(Dataset items)
■ ■ ■ ■

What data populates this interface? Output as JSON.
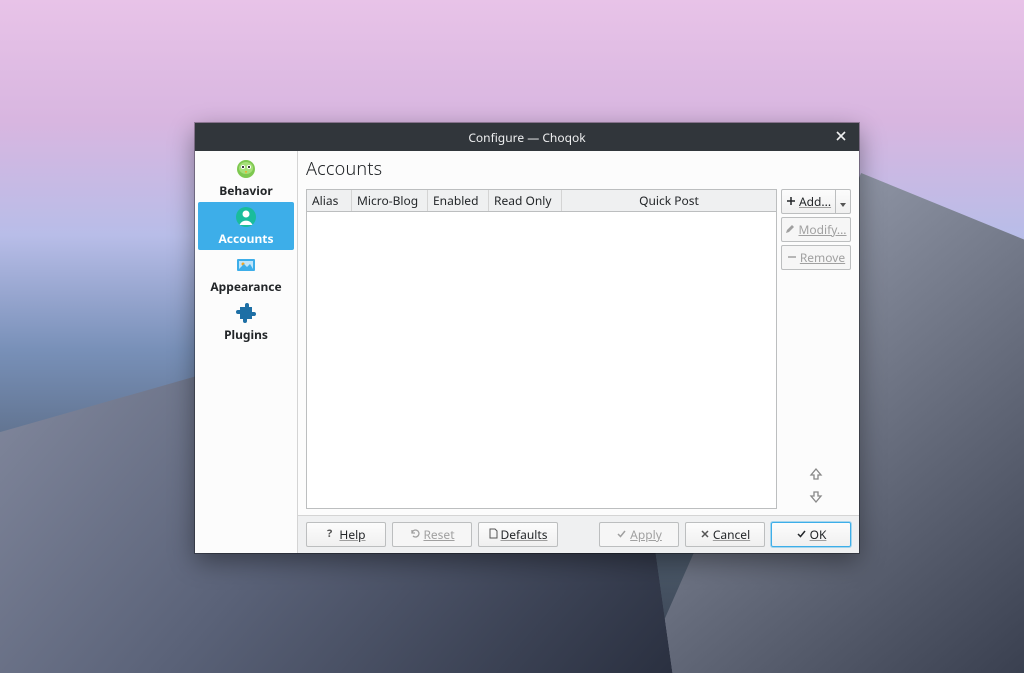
{
  "window": {
    "title": "Configure — Choqok"
  },
  "sidebar": {
    "items": [
      {
        "label": "Behavior",
        "icon": "bird-icon"
      },
      {
        "label": "Accounts",
        "icon": "user-icon",
        "active": true
      },
      {
        "label": "Appearance",
        "icon": "image-icon"
      },
      {
        "label": "Plugins",
        "icon": "puzzle-icon"
      }
    ]
  },
  "page": {
    "title": "Accounts",
    "columns": [
      "Alias",
      "Micro-Blog",
      "Enabled",
      "Read Only",
      "Quick Post"
    ]
  },
  "buttons": {
    "add": "Add...",
    "modify": "Modify...",
    "remove": "Remove"
  },
  "footer": {
    "help": "Help",
    "reset": "Reset",
    "defaults": "Defaults",
    "apply": "Apply",
    "cancel": "Cancel",
    "ok": "OK"
  }
}
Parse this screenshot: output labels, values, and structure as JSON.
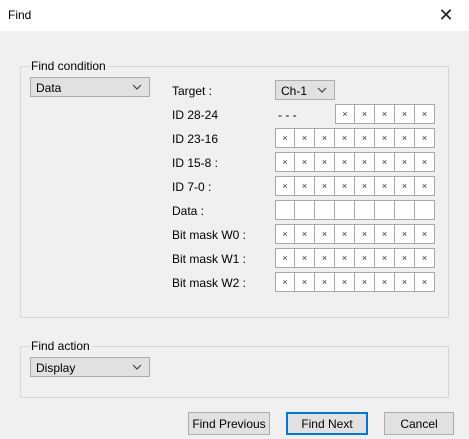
{
  "window": {
    "title": "Find",
    "close_icon": "close-icon"
  },
  "find_condition": {
    "label": "Find condition",
    "type_select": {
      "value": "Data"
    },
    "target_label": "Target :",
    "target_select": {
      "value": "Ch-1"
    },
    "rows": [
      {
        "label": "ID 28-24",
        "prefix": "- - -",
        "cells": [
          "×",
          "×",
          "×",
          "×",
          "×"
        ]
      },
      {
        "label": "ID 23-16",
        "cells": [
          "×",
          "×",
          "×",
          "×",
          "×",
          "×",
          "×",
          "×"
        ]
      },
      {
        "label": "ID 15-8 :",
        "cells": [
          "×",
          "×",
          "×",
          "×",
          "×",
          "×",
          "×",
          "×"
        ]
      },
      {
        "label": "ID 7-0 :",
        "cells": [
          "×",
          "×",
          "×",
          "×",
          "×",
          "×",
          "×",
          "×"
        ]
      },
      {
        "label": "Data :",
        "cells": [
          "",
          "",
          "",
          "",
          "",
          "",
          "",
          ""
        ]
      },
      {
        "label": "Bit mask W0 :",
        "cells": [
          "×",
          "×",
          "×",
          "×",
          "×",
          "×",
          "×",
          "×"
        ]
      },
      {
        "label": "Bit mask W1 :",
        "cells": [
          "×",
          "×",
          "×",
          "×",
          "×",
          "×",
          "×",
          "×"
        ]
      },
      {
        "label": "Bit mask W2 :",
        "cells": [
          "×",
          "×",
          "×",
          "×",
          "×",
          "×",
          "×",
          "×"
        ]
      }
    ]
  },
  "find_action": {
    "label": "Find action",
    "action_select": {
      "value": "Display"
    }
  },
  "buttons": {
    "find_previous": "Find Previous",
    "find_next": "Find Next",
    "cancel": "Cancel"
  }
}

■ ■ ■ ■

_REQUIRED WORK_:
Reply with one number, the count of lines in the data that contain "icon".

_REPLY_:
5